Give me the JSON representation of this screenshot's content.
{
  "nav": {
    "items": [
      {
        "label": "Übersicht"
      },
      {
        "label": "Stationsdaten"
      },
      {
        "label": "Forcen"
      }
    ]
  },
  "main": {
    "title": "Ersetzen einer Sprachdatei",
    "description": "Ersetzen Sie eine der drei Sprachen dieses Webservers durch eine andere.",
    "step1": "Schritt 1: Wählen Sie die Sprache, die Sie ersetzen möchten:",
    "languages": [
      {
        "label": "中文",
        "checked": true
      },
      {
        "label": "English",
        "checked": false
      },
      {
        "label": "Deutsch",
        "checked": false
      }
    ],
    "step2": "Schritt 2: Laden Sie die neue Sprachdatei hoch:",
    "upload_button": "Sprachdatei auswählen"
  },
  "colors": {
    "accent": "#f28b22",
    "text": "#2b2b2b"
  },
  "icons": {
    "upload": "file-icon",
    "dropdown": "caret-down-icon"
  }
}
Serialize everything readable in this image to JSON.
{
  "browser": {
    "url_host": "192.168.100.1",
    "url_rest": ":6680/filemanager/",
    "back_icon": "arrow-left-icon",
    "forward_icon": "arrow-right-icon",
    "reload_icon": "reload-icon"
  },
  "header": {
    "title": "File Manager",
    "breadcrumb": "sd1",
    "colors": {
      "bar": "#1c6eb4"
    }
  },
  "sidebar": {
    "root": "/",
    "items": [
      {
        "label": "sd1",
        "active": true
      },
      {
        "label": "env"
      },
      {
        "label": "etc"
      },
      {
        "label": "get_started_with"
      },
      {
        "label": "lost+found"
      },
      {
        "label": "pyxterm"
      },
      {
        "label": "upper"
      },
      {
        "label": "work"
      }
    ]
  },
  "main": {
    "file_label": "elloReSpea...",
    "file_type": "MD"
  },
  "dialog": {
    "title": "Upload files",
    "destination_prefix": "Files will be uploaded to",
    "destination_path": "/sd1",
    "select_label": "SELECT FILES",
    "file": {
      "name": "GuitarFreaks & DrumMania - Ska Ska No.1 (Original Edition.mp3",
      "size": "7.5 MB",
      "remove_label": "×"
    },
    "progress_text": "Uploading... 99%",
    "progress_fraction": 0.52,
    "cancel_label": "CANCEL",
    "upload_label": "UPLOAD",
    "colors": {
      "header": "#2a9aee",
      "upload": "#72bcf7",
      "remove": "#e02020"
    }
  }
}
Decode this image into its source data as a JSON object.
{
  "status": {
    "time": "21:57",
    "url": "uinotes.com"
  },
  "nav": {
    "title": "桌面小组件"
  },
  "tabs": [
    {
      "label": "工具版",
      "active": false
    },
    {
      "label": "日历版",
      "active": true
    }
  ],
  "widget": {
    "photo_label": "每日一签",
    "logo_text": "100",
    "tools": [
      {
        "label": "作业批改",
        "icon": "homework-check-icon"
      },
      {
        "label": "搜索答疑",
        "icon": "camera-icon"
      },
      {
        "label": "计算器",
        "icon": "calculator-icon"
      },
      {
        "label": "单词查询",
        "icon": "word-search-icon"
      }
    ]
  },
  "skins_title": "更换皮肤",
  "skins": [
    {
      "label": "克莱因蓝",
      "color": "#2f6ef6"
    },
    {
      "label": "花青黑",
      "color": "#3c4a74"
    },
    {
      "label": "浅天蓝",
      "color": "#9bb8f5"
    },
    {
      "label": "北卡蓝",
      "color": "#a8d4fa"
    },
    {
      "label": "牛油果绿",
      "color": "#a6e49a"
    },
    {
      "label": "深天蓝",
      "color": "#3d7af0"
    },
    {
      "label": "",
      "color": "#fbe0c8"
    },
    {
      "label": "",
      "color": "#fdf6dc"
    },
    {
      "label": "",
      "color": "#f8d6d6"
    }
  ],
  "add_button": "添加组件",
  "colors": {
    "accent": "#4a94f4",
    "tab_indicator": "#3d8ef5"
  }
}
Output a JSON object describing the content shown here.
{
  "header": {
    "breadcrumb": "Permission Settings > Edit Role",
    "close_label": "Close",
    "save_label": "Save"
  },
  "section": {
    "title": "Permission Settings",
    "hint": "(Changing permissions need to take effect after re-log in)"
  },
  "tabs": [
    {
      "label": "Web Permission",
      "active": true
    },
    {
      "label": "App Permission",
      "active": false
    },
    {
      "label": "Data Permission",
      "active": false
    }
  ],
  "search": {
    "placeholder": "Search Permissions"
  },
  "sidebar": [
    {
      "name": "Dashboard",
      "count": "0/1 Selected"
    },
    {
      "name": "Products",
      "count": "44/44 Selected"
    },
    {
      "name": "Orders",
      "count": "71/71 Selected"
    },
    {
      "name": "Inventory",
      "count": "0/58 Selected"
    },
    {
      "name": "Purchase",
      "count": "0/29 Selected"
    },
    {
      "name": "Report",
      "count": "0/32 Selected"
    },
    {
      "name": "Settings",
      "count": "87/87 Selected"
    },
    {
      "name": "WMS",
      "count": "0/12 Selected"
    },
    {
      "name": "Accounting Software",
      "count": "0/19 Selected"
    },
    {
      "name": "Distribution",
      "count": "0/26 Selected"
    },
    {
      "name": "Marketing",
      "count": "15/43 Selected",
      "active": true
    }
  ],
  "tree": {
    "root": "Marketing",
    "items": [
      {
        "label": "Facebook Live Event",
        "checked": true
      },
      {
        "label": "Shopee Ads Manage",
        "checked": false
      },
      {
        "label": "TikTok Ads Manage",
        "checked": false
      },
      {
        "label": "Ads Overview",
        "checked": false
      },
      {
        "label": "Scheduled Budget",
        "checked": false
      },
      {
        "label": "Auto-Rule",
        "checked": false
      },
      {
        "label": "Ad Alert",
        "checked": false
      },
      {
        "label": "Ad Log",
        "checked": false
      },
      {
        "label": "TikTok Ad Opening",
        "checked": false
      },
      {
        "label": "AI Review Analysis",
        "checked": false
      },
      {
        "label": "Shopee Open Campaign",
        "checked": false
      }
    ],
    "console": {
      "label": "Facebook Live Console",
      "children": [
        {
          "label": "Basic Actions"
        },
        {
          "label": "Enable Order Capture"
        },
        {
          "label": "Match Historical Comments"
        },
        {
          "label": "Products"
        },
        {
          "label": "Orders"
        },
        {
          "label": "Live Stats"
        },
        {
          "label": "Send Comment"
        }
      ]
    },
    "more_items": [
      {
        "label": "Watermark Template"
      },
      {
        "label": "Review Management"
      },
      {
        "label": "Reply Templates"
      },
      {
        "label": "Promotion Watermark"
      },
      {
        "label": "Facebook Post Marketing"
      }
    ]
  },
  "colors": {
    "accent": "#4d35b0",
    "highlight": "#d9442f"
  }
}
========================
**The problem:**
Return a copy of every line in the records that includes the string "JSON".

**Output of the task:**
Give me the JSON representation of this screenshot's content.
Serialize everything readable in this image to JSON.
Decode this image into its source data as a JSON object.
Output a JSON object describing the content shown here.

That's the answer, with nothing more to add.